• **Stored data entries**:
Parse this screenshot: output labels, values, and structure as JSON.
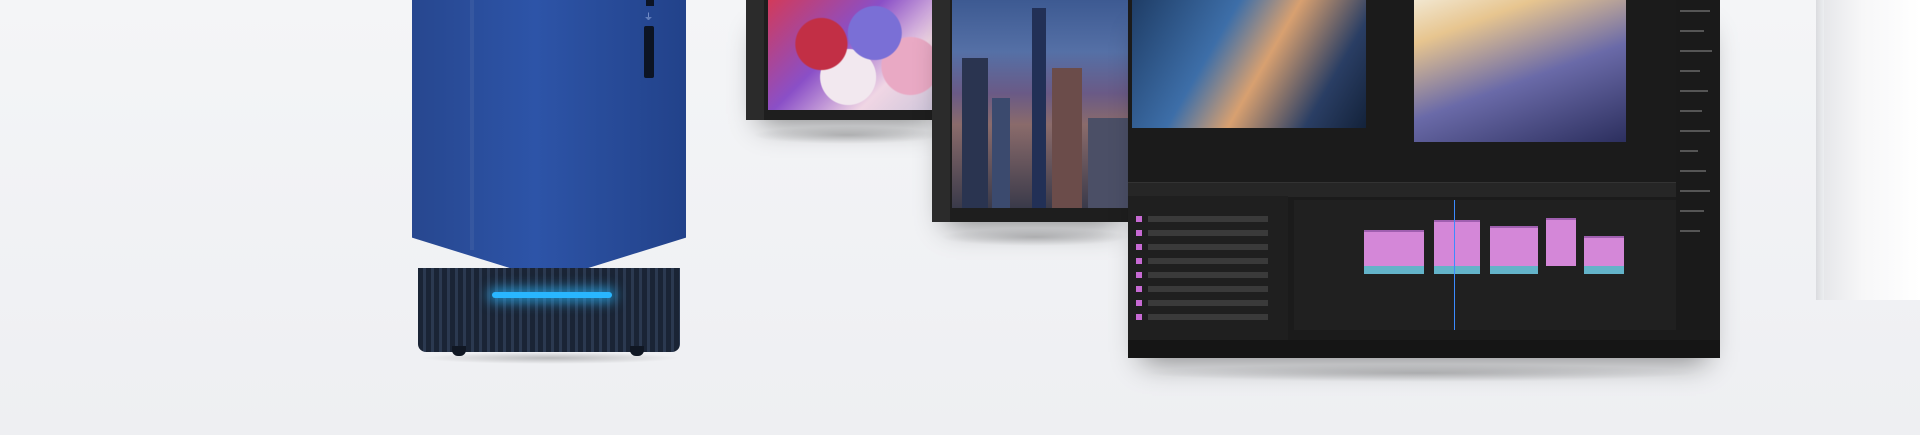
{
  "scene": {
    "background_color": "#f2f3f5",
    "tower": {
      "body_color": "#2d54a8",
      "glow_color": "#29b6ff",
      "icon": "usb-icon"
    },
    "screens": [
      {
        "id": "photo-editor",
        "icon": "brush-icon"
      },
      {
        "id": "image-editor-city",
        "icon": "image-icon"
      },
      {
        "id": "video-editor",
        "icon": "film-icon"
      }
    ]
  }
}
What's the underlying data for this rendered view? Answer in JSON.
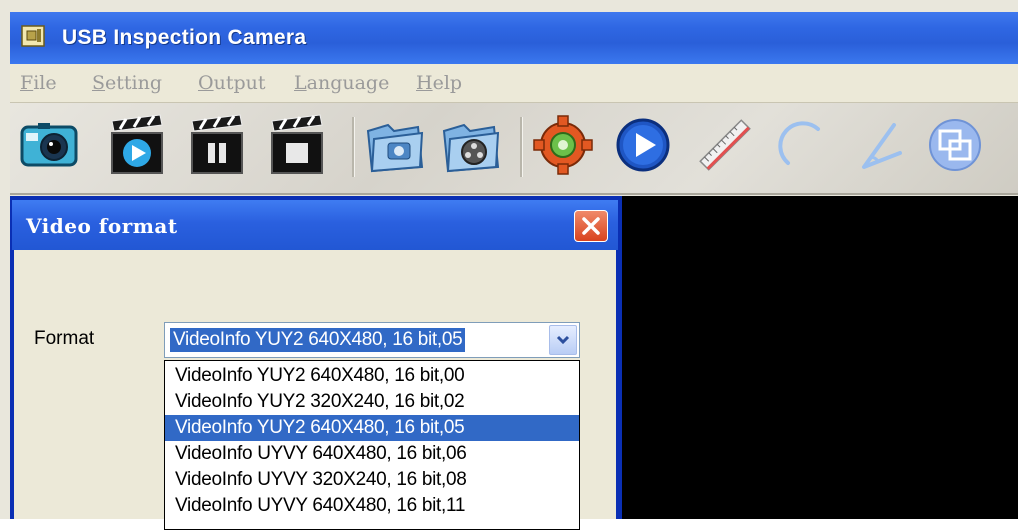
{
  "window": {
    "title": "USB Inspection Camera",
    "icon": "app-camera-icon"
  },
  "menu": [
    {
      "label": "File",
      "accel": "F",
      "rest": "ile"
    },
    {
      "label": "Setting",
      "accel": "S",
      "rest": "etting"
    },
    {
      "label": "Output",
      "accel": "O",
      "rest": "utput"
    },
    {
      "label": "Language",
      "accel": "L",
      "rest": "anguage"
    },
    {
      "label": "Help",
      "accel": "H",
      "rest": "elp"
    }
  ],
  "toolbar": {
    "buttons": [
      {
        "icon": "camera-icon"
      },
      {
        "icon": "video-play-icon"
      },
      {
        "icon": "video-pause-icon"
      },
      {
        "icon": "video-stop-icon"
      },
      {
        "icon": "photo-folder-icon"
      },
      {
        "icon": "video-folder-icon"
      },
      {
        "icon": "settings-gear-icon"
      },
      {
        "icon": "play-circle-icon"
      },
      {
        "icon": "ruler-icon"
      },
      {
        "icon": "arc-icon"
      },
      {
        "icon": "angle-icon"
      },
      {
        "icon": "overlay-icon"
      }
    ]
  },
  "dialog": {
    "title": "Video format",
    "format_label": "Format",
    "selected_format": "VideoInfo YUY2 640X480, 16 bit,05",
    "options": [
      "VideoInfo YUY2 640X480, 16 bit,00",
      "VideoInfo YUY2 320X240, 16 bit,02",
      "VideoInfo YUY2 640X480, 16 bit,05",
      "VideoInfo UYVY 640X480, 16 bit,06",
      "VideoInfo UYVY 320X240, 16 bit,08",
      "VideoInfo UYVY 640X480, 16 bit,11"
    ],
    "selected_index": 2
  },
  "colors": {
    "title_bar": "#2a5fd9",
    "selection": "#3169c6",
    "close_button": "#d9431f",
    "video_background": "#000000"
  }
}
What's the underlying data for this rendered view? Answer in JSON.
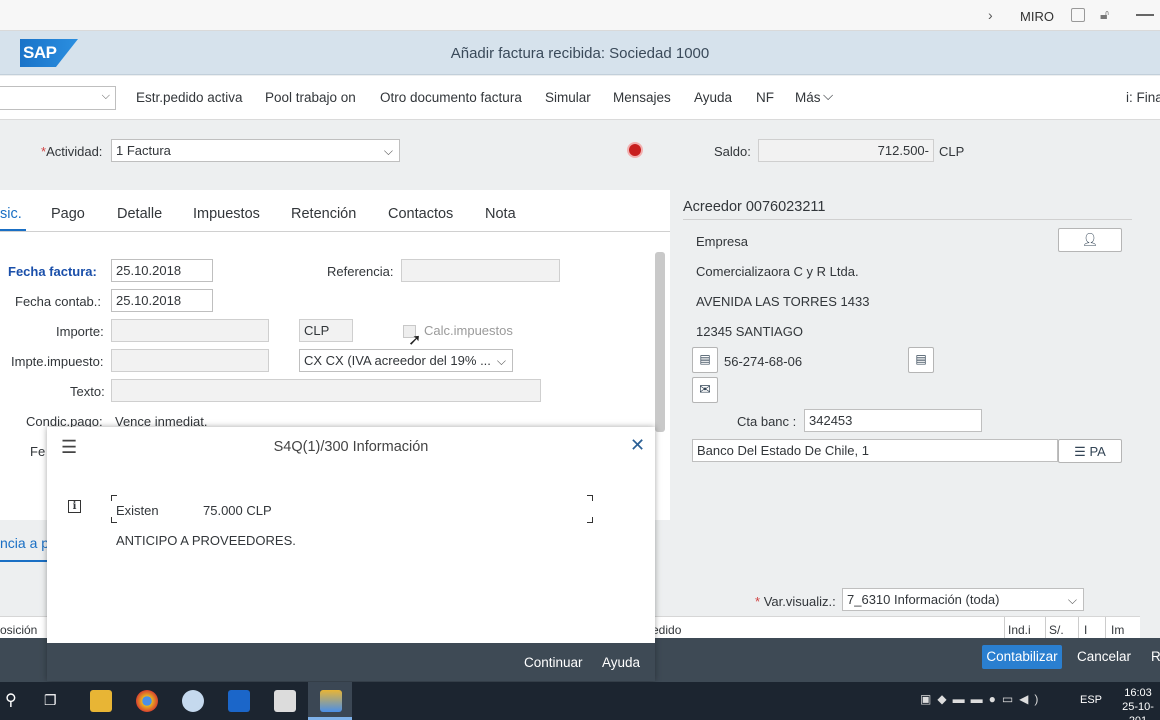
{
  "system_bar": {
    "tcode": "MIRO",
    "chevron": "›"
  },
  "app": {
    "logo": "SAP",
    "title": "Añadir factura recibida: Sociedad 1000"
  },
  "toolbar": {
    "items": [
      "Estr.pedido activa",
      "Pool trabajo on",
      "Otro documento factura",
      "Simular",
      "Mensajes",
      "Ayuda",
      "NF",
      "Más"
    ],
    "more_chevron": "⌵",
    "right_text": "i: Fina"
  },
  "header": {
    "activity_label": "Actividad:",
    "activity_value": "1 Factura",
    "balance_label": "Saldo:",
    "balance_value": "712.500-",
    "balance_currency": "CLP"
  },
  "tabs": [
    "sic.",
    "Pago",
    "Detalle",
    "Impuestos",
    "Retención",
    "Contactos",
    "Nota"
  ],
  "form": {
    "invoice_date_label": "Fecha factura:",
    "invoice_date": "25.10.2018",
    "reference_label": "Referencia:",
    "posting_date_label": "Fecha contab.:",
    "posting_date": "25.10.2018",
    "amount_label": "Importe:",
    "currency": "CLP",
    "calc_tax_label": "Calc.impuestos",
    "tax_amount_label": "Impte.impuesto:",
    "tax_code": "CX CX (IVA acreedor del 19% ...",
    "text_label": "Texto:",
    "payment_terms_label": "Condic.pago:",
    "payment_terms_value": "Vence inmediat.",
    "partial_label": "Fe",
    "partial_link": "ncia a p"
  },
  "vendor": {
    "title": "Acreedor 0076023211",
    "company_label": "Empresa",
    "name": "Comercializaora C y R Ltda.",
    "street": "AVENIDA LAS TORRES 1433",
    "city": "12345 SANTIAGO",
    "tax_id": "56-274-68-06",
    "bank_account_label": "Cta banc :",
    "bank_account": "342453",
    "bank_name": "Banco Del Estado De Chile, 1",
    "pa_button": "PA"
  },
  "lower": {
    "layout_label": "Var.visualiz.:",
    "layout_value": "7_6310 Información (toda)",
    "col_left": "osición",
    "col_mid": "edido",
    "cols_right": [
      "Ind.i",
      "S/.",
      "I",
      "Im"
    ]
  },
  "footer": {
    "post_button": "Contabilizar",
    "cancel": "Cancelar",
    "right_cut": "R"
  },
  "dialog": {
    "title": "S4Q(1)/300 Información",
    "line1_label": "Existen",
    "line1_value": "75.000 CLP",
    "line2": "ANTICIPO A PROVEEDORES.",
    "continue_button": "Continuar",
    "help_button": "Ayuda"
  },
  "taskbar": {
    "lang": "ESP",
    "time": "16:03",
    "date": "25-10-201"
  },
  "colors": {
    "shell": "#d6e2ec",
    "accent": "#2a7fd0",
    "footer": "#3e4a55",
    "required_label": "#1a4faa"
  }
}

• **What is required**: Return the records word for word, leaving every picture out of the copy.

• **Written solution**:
Parse this screenshot: output labels, values, and structure as JSON.
{
  "scene": {
    "background_color": "#f2f3f5",
    "tower": {
      "body_color": "#2d54a8",
      "glow_color": "#29b6ff",
      "icon": "usb-icon"
    },
    "screens": [
      {
        "id": "photo-editor",
        "icon": "brush-icon"
      },
      {
        "id": "image-editor-city",
        "icon": "image-icon"
      },
      {
        "id": "video-editor",
        "icon": "film-icon"
      }
    ]
  }
}
What's the underlying data for this rendered view? Answer in JSON.
{
  "window": {
    "title": "USB Inspection Camera",
    "icon": "app-camera-icon"
  },
  "menu": [
    {
      "label": "File",
      "accel": "F",
      "rest": "ile"
    },
    {
      "label": "Setting",
      "accel": "S",
      "rest": "etting"
    },
    {
      "label": "Output",
      "accel": "O",
      "rest": "utput"
    },
    {
      "label": "Language",
      "accel": "L",
      "rest": "anguage"
    },
    {
      "label": "Help",
      "accel": "H",
      "rest": "elp"
    }
  ],
  "toolbar": {
    "buttons": [
      {
        "icon": "camera-icon"
      },
      {
        "icon": "video-play-icon"
      },
      {
        "icon": "video-pause-icon"
      },
      {
        "icon": "video-stop-icon"
      },
      {
        "icon": "photo-folder-icon"
      },
      {
        "icon": "video-folder-icon"
      },
      {
        "icon": "settings-gear-icon"
      },
      {
        "icon": "play-circle-icon"
      },
      {
        "icon": "ruler-icon"
      },
      {
        "icon": "arc-icon"
      },
      {
        "icon": "angle-icon"
      },
      {
        "icon": "overlay-icon"
      }
    ]
  },
  "dialog": {
    "title": "Video format",
    "format_label": "Format",
    "selected_format": "VideoInfo YUY2 640X480, 16 bit,05",
    "options": [
      "VideoInfo YUY2 640X480, 16 bit,00",
      "VideoInfo YUY2 320X240, 16 bit,02",
      "VideoInfo YUY2 640X480, 16 bit,05",
      "VideoInfo UYVY 640X480, 16 bit,06",
      "VideoInfo UYVY 320X240, 16 bit,08",
      "VideoInfo UYVY 640X480, 16 bit,11"
    ],
    "selected_index": 2
  },
  "colors": {
    "title_bar": "#2a5fd9",
    "selection": "#3169c6",
    "close_button": "#d9431f",
    "video_background": "#000000"
  }
}
What's the underlying data for this rendered view? Answer in JSON.
{
  "system_bar": {
    "tcode": "MIRO",
    "chevron": "›"
  },
  "app": {
    "logo": "SAP",
    "title": "Añadir factura recibida: Sociedad 1000"
  },
  "toolbar": {
    "items": [
      "Estr.pedido activa",
      "Pool trabajo on",
      "Otro documento factura",
      "Simular",
      "Mensajes",
      "Ayuda",
      "NF",
      "Más"
    ],
    "more_chevron": "⌵",
    "right_text": "i: Fina"
  },
  "header": {
    "activity_label": "Actividad:",
    "activity_value": "1 Factura",
    "balance_label": "Saldo:",
    "balance_value": "712.500-",
    "balance_currency": "CLP"
  },
  "tabs": [
    "sic.",
    "Pago",
    "Detalle",
    "Impuestos",
    "Retención",
    "Contactos",
    "Nota"
  ],
  "form": {
    "invoice_date_label": "Fecha factura:",
    "invoice_date": "25.10.2018",
    "reference_label": "Referencia:",
    "posting_date_label": "Fecha contab.:",
    "posting_date": "25.10.2018",
    "amount_label": "Importe:",
    "currency": "CLP",
    "calc_tax_label": "Calc.impuestos",
    "tax_amount_label": "Impte.impuesto:",
    "tax_code": "CX CX (IVA acreedor del 19% ...",
    "text_label": "Texto:",
    "payment_terms_label": "Condic.pago:",
    "payment_terms_value": "Vence inmediat.",
    "partial_label": "Fe",
    "partial_link": "ncia a p"
  },
  "vendor": {
    "title": "Acreedor 0076023211",
    "company_label": "Empresa",
    "name": "Comercializaora C y R Ltda.",
    "street": "AVENIDA LAS TORRES 1433",
    "city": "12345 SANTIAGO",
    "tax_id": "56-274-68-06",
    "bank_account_label": "Cta banc :",
    "bank_account": "342453",
    "bank_name": "Banco Del Estado De Chile, 1",
    "pa_button": "PA"
  },
  "lower": {
    "layout_label": "Var.visualiz.:",
    "layout_value": "7_6310 Información (toda)",
    "col_left": "osición",
    "col_mid": "edido",
    "cols_right": [
      "Ind.i",
      "S/.",
      "I",
      "Im"
    ]
  },
  "footer": {
    "post_button": "Contabilizar",
    "cancel": "Cancelar",
    "right_cut": "R"
  },
  "dialog": {
    "title": "S4Q(1)/300 Información",
    "line1_label": "Existen",
    "line1_value": "75.000 CLP",
    "line2": "ANTICIPO A PROVEEDORES.",
    "continue_button": "Continuar",
    "help_button": "Ayuda"
  },
  "taskbar": {
    "lang": "ESP",
    "time": "16:03",
    "date": "25-10-201"
  },
  "colors": {
    "shell": "#d6e2ec",
    "accent": "#2a7fd0",
    "footer": "#3e4a55",
    "required_label": "#1a4faa"
  }
}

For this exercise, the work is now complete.